Dr. Ellis discusses the fact that very religious people of deep and genuine faith get sick, have accidents, die, and become addicted to drugs and alcohol. Faith is no insurance policy against the hard troubles of life. So we must never let a misplaced disappointment in God or our own faith be a barrier to seeking the help that God provides.
On the other hand, Many people of faith have a notion that their faith should have protected them against the chaos of addiction.
Almost always, faithful people will have prayed for help in overcoming addiction. They may have even seen a few weeks or months of light, only to once again spiral down into the darkness.

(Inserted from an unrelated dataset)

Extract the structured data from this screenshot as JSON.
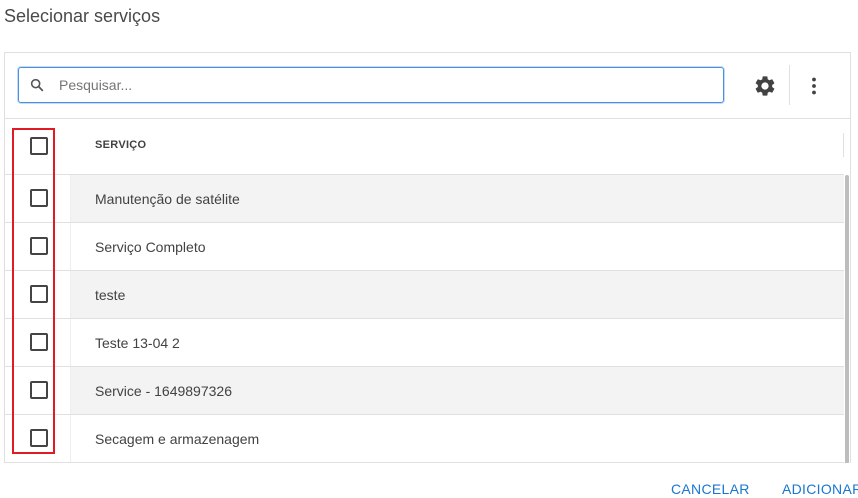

Then comes the common result: disappointment with God. So the end state is worse than the beginning, for the supreme source of help apparently is not dependable. Shame, blame, and guilt set in. Denial and despair deepen. Has faith failed?
In a word, no. Harold Kushner wrote, "Expecting the life to be fair to you because you are good, is like expecting a bull not to charge because you are a vegetarian." Life happens. We live in wondrous dreams, and terrible nightmares. We are victims and perpetrators. The presence of faith is simply no insurance policy against misfortune.
But what if we looked at the problem from a different angle? Instead of an indictment of faith, the present distress you're experiencing can become a way to demonstrate the necessity and centrality of faith. Perhaps the God of your understanding has been slowly forming the answers to your questions and prayers. And perhaps your coming to this point of considering intervention is the step of action God has made available to you.